Featured Research

from universities, journals, and other organizations


Featured Videos

from AP, Reuters, AFP, and other news services

Kids Die While Under Protective Services

Kids Die While Under Protective Services

AP (Dec. 18, 2014) As part of a six-month investigation of child maltreatment deaths, the AP found that hundreds of deaths from horrific abuse and neglect could have been prevented. AP's Haven Daley reports. (Dec. 18) Video provided by AP
Powered by NewsLook.com
UN: Up to One Million Facing Hunger in Ebola-Hit Countries

UN: Up to One Million Facing Hunger in Ebola-Hit Countries

AFP (Dec. 17, 2014) Border closures, quarantines and crop losses in West African nations battling the Ebola virus could lead to as many as one million people going hungry, UN food agencies said on Wednesday. Duration: 00:52 Video provided by AFP
Powered by NewsLook.com
When You Lose Weight, This Is Where The Fat Goes

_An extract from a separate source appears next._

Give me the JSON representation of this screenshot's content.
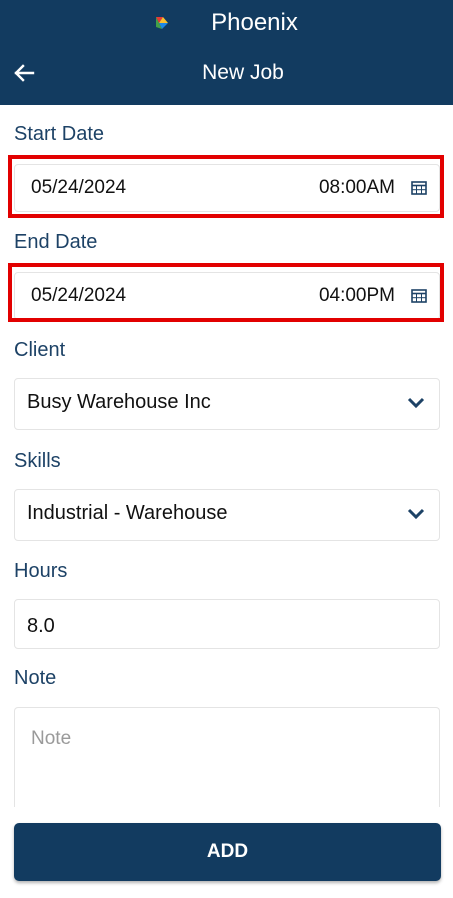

When You Lose Weight, This Is Where The Fat Goes

Newsy (Dec. 17, 2014) Can fat disappear into thin air? New research finds that during weight loss, over 80 percent of a person's fat molecules escape through the lungs. Video provided by Newsy
Powered by NewsLook.com
Why Your Boss Should Let You Sleep In

Why Your Boss Should Let You Sleep In

Newsy (Dec. 17, 2014) According to research out of the University of Pennsylvania, waking up for work is the biggest factor that causes Americans to lose sleep. Video provided by Newsy
Powered by NewsLook.com

Search ScienceDaily

Number of stories in archives: 140,361

Find with keyword(s):
Enter a keyword or phrase to search ScienceDaily for related topics and research stories.

Save/Print:
Share:

Breaking News:

Strange & Offbeat Stories


Health & Medicine

Mind & Brain

Living & Well

In Other News

... from NewsDaily.com

Science News

Health News

Environment News

Technology News



Save/Print:
Share:

Free Subscriptions


Get the latest science news with ScienceDaily's free email newsletters, updated daily and weekly. Or view hourly updated newsfeeds in your RSS reader:

Get Social & Mobile


Keep up to date with the latest news from ScienceDaily via social networks and mobile apps:

Have Feedback?


Tell us what you think of ScienceDaily -- we welcome both positive and negative comments. Have any problems using the site? Questions?
Mobile: iPhone Android Web
Follow: Facebook Twitter Google+
Subscribe: RSS Feeds Email Newsletters
Latest Headlines Health & Medicine Mind & Brain Space & Time Matter & Energy Computers & Math Plants & Animals Earth & Climate Fossils & Ruins